The pandemic has given high-risk patients cause for concern about returning to health care providers for routine care. The impact of this medical distancing won’t be fully understood for some time but, in the meantime, hospitals and health care systems face yet another significant hurdle in a year that has been replete with challenges: how to assure patients that returning for needed tests and treatment will be safe.
The stakes are high in this rapidly changing environment. A Washington Post analysis of federal data found that thousands more people died in March, April and May of heart disease, stroke, diabetes and other diseases in a five-state area including New York than historical averages. And there are fears this could be repeated in hot-spot states like Texas and California. Now, some are wondering how many of the deaths from cancer may have been avoidable if patient safety concerns about returning to health care facilities were addressed.
Health care organizations have taken a wide variety of actions to respond to consumers’ concerns, including fundamental steps like placing tape on floors to show patients where to walk and to stand to allow proper social distancing. Many are requiring masks of everyone entering their facilities as well as taking their temperatures, and placing plexiglass barriers between patients and receptionists.
Memorial Healthcare System in Hollywood, Fla., recently held a press conference to share its plan: separating COVID-19 patients from others, banning visitors, reconfiguring waiting areas to allow for social distancing, testing everyone for the virus in a preadmissions center and requiring everyone in the hospital to wear masks.
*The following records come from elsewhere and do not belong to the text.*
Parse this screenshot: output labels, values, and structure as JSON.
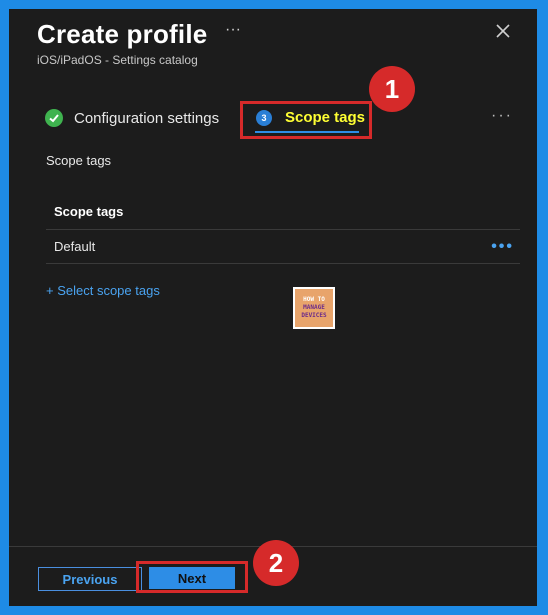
{
  "header": {
    "title": "Create profile",
    "more": "···",
    "subtitle": "iOS/iPadOS - Settings catalog",
    "close_icon": "close-icon"
  },
  "tabs": [
    {
      "label": "Configuration settings",
      "state": "completed",
      "icon": "check-icon"
    },
    {
      "label": "Scope tags",
      "state": "active",
      "step": "3"
    }
  ],
  "tabs_more": "···",
  "annotations": {
    "badge1": "1",
    "badge2": "2",
    "highlight_color": "#d62a2a"
  },
  "section": {
    "label": "Scope tags"
  },
  "table": {
    "header": "Scope tags",
    "rows": [
      {
        "name": "Default",
        "more": "•••"
      }
    ]
  },
  "add_link": "+ Select scope tags",
  "logo": {
    "line1": "HOW TO",
    "line2": "MANAGE",
    "line3": "DEVICES"
  },
  "footer": {
    "previous": "Previous",
    "next": "Next"
  },
  "colors": {
    "accent": "#2d8de6",
    "link": "#4aa3f0",
    "active_tab_text": "#ffff33",
    "success": "#3fb34f",
    "panel_bg": "#1c1c1c",
    "frame": "#1e8be6"
  }
}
Cleveland Clinic Florida sent 1.2 million emails to patients across the system that explained the safety processes the organization put in place and filmed a patient safety announcement from its president and CEO, Wael Barsoum, M.D.
The AHA’s Pathways to Recovery report provides comprehensive information and resource links to internal and external communication tools that can help members set the right tone in their patient outreach efforts. The report also includes a framework through which all messaging around reopening should be considered as well as guidance on a wide array of other recovery issues like supply chain, plant operations/environment of care, financial management, risk management and governance considerations.
Health insurers like Humana are also working to assist patients in their decision to return to their doctors and to ensure that they take important diagnostic tests. The company recently sent more than 1 million preventive care screening kits at no charge to Medicare Advantage and eligible Medicaid members — triple the number it sent last year — to help identify complications related to diabetes and colon cancer sooner.
William Shrank, M.D., Humana’s chief medical officer, says that during these complex times, patients should not be distancing themselves from their physicians.
Boston Consulting Group says providers can influence about 50% of the conditions affecting a patient’s willingness to reschedule. In a recent survey report, it noted that health care providers should communicate a clear plan and timeline for rescheduling care and should assure patients that testing protocols and procedures for care — as well as the safety of facilities and staff — meet or exceed expectations.
The report also noted that communications should be clear about what’s being done to ensure social distancing and a sanitary environment, and to assure caregivers that they will have access to personal protective equipment.